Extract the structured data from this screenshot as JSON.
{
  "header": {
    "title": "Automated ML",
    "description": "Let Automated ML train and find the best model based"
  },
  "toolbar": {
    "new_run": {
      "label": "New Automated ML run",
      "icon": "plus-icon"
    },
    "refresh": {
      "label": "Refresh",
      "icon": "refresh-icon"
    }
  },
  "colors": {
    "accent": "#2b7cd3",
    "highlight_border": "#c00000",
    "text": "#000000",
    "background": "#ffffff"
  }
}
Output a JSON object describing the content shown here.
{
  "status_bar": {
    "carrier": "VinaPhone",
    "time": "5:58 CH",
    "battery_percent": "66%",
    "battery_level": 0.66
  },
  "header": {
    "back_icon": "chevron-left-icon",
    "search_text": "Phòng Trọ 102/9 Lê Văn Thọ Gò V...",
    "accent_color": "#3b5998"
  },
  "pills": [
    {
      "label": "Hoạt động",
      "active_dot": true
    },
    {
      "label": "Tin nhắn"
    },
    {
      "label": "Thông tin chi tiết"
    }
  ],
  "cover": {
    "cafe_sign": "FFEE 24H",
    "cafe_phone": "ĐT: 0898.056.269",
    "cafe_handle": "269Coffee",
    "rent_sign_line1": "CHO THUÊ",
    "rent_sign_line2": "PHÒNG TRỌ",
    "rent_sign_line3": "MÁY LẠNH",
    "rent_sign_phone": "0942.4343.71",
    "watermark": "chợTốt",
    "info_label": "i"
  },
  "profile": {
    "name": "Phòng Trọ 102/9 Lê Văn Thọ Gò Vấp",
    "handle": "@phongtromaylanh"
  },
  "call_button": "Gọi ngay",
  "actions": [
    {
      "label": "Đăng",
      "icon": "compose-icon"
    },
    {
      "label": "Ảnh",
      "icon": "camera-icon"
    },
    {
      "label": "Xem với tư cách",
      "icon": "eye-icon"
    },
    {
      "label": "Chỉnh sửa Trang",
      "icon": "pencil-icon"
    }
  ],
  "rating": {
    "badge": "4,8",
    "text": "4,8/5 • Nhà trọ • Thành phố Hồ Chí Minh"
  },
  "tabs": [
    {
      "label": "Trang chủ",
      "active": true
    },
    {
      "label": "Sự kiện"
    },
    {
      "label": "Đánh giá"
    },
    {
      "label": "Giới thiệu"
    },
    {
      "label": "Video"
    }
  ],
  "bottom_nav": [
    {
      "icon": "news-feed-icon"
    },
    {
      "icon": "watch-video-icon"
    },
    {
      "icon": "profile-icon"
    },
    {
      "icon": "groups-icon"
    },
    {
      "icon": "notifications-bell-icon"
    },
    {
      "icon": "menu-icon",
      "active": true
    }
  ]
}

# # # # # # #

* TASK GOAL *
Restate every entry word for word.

* ANSWER FOR THIS EXERCISE *
Extract the structured data from this screenshot as JSON.
{
  "header": {
    "title": "Automated ML",
    "description": "Let Automated ML train and find the best model based"
  },
  "toolbar": {
    "new_run": {
      "label": "New Automated ML run",
      "icon": "plus-icon"
    },
    "refresh": {
      "label": "Refresh",
      "icon": "refresh-icon"
    }
  },
  "colors": {
    "accent": "#2b7cd3",
    "highlight_border": "#c00000",
    "text": "#000000",
    "background": "#ffffff"
  }
}
Output a JSON object describing the content shown here.
{
  "status_bar": {
    "carrier": "VinaPhone",
    "time": "5:58 CH",
    "battery_percent": "66%",
    "battery_level": 0.66
  },
  "header": {
    "back_icon": "chevron-left-icon",
    "search_text": "Phòng Trọ 102/9 Lê Văn Thọ Gò V...",
    "accent_color": "#3b5998"
  },
  "pills": [
    {
      "label": "Hoạt động",
      "active_dot": true
    },
    {
      "label": "Tin nhắn"
    },
    {
      "label": "Thông tin chi tiết"
    }
  ],
  "cover": {
    "cafe_sign": "FFEE 24H",
    "cafe_phone": "ĐT: 0898.056.269",
    "cafe_handle": "269Coffee",
    "rent_sign_line1": "CHO THUÊ",
    "rent_sign_line2": "PHÒNG TRỌ",
    "rent_sign_line3": "MÁY LẠNH",
    "rent_sign_phone": "0942.4343.71",
    "watermark": "chợTốt",
    "info_label": "i"
  },
  "profile": {
    "name": "Phòng Trọ 102/9 Lê Văn Thọ Gò Vấp",
    "handle": "@phongtromaylanh"
  },
  "call_button": "Gọi ngay",
  "actions": [
    {
      "label": "Đăng",
      "icon": "compose-icon"
    },
    {
      "label": "Ảnh",
      "icon": "camera-icon"
    },
    {
      "label": "Xem với tư cách",
      "icon": "eye-icon"
    },
    {
      "label": "Chỉnh sửa Trang",
      "icon": "pencil-icon"
    }
  ],
  "rating": {
    "badge": "4,8",
    "text": "4,8/5 • Nhà trọ • Thành phố Hồ Chí Minh"
  },
  "tabs": [
    {
      "label": "Trang chủ",
      "active": true
    },
    {
      "label": "Sự kiện"
    },
    {
      "label": "Đánh giá"
    },
    {
      "label": "Giới thiệu"
    },
    {
      "label": "Video"
    }
  ],
  "bottom_nav": [
    {
      "icon": "news-feed-icon"
    },
    {
      "icon": "watch-video-icon"
    },
    {
      "icon": "profile-icon"
    },
    {
      "icon": "groups-icon"
    },
    {
      "icon": "notifications-bell-icon"
    },
    {
      "icon": "menu-icon",
      "active": true
    }
  ]
}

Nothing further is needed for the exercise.